Required action:
Search the lines of the records for the word "screenshot", and copy every line that has it.
[Opening Dataset records section]
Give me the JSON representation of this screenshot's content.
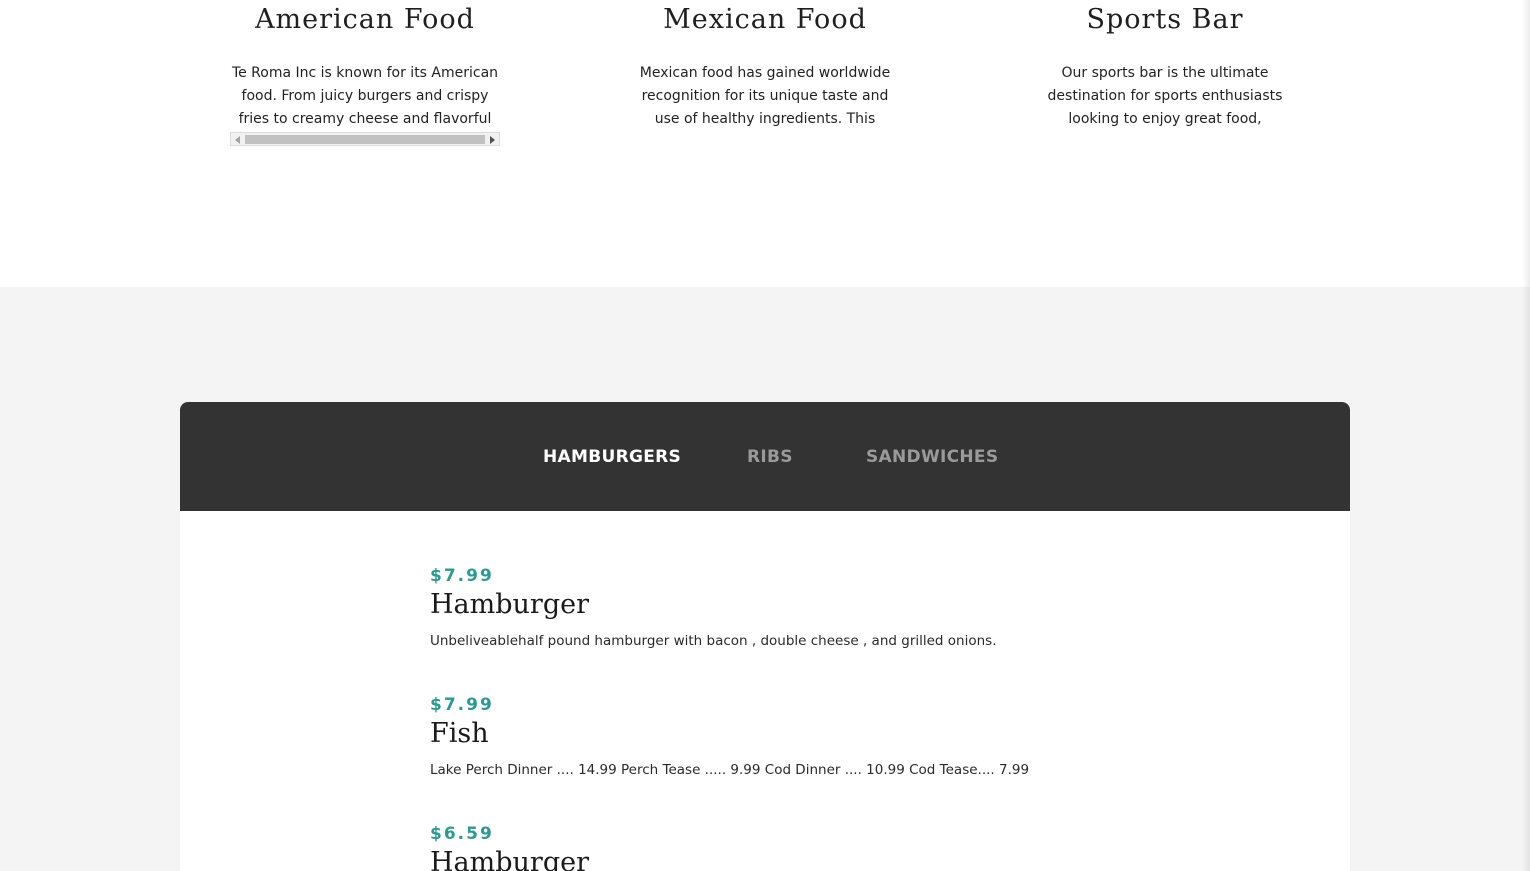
{
  "features": [
    {
      "title": "American Food",
      "text": "Te Roma Inc is known for its American food. From juicy burgers and crispy fries to creamy cheese and flavorful ribs, our..."
    },
    {
      "title": "Mexican Food",
      "text": "Mexican food has gained worldwide recognition for its unique taste and use of healthy ingredients. This traditional..."
    },
    {
      "title": "Sports Bar",
      "text": "Our sports bar is the ultimate destination for sports enthusiasts looking to enjoy great food, refreshing drinks, and an..."
    }
  ],
  "menu": {
    "tabs": [
      {
        "label": "HAMBURGERS",
        "active": true
      },
      {
        "label": "RIBS",
        "active": false
      },
      {
        "label": "SANDWICHES",
        "active": false
      }
    ],
    "items": [
      {
        "price": "$7.99",
        "name": "Hamburger",
        "description": "Unbeliveablehalf pound hamburger with bacon , double cheese , and grilled onions."
      },
      {
        "price": "$7.99",
        "name": "Fish",
        "description": "Lake Perch Dinner .... 14.99 Perch Tease ..... 9.99 Cod Dinner .... 10.99 Cod Tease.... 7.99"
      },
      {
        "price": "$6.59",
        "name": "Hamburger",
        "description": ""
      }
    ]
  },
  "colors": {
    "accent": "#2b9a93",
    "tab_bar": "#333333",
    "section_bg": "#f4f4f4"
  }
}
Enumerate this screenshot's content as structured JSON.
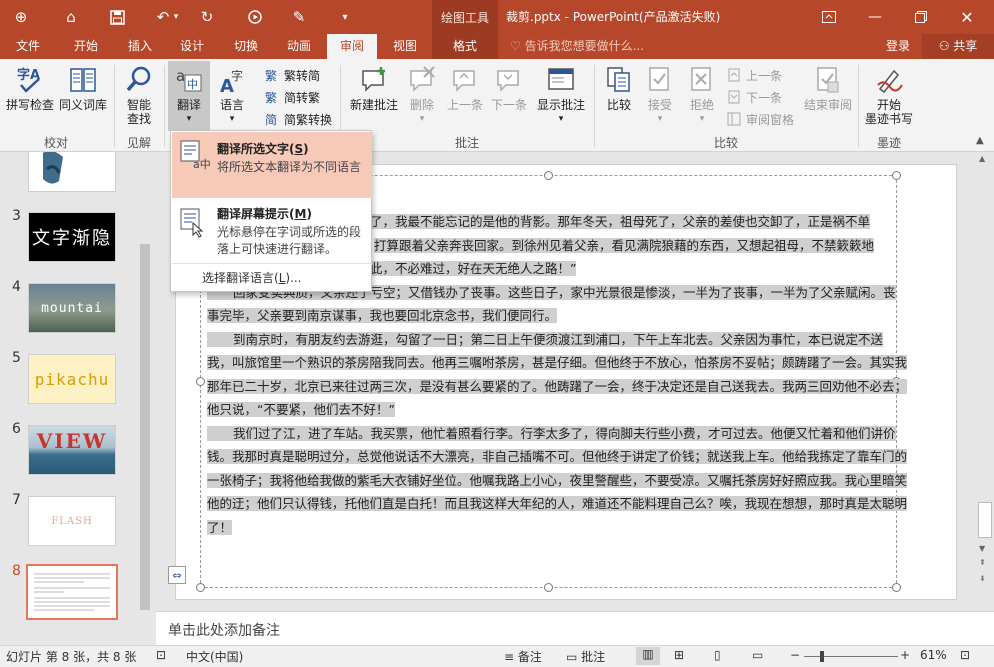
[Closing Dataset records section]
Answer section:
Give me the JSON representation of this screenshot's content.
Enumerate this screenshot's content as structured JSON.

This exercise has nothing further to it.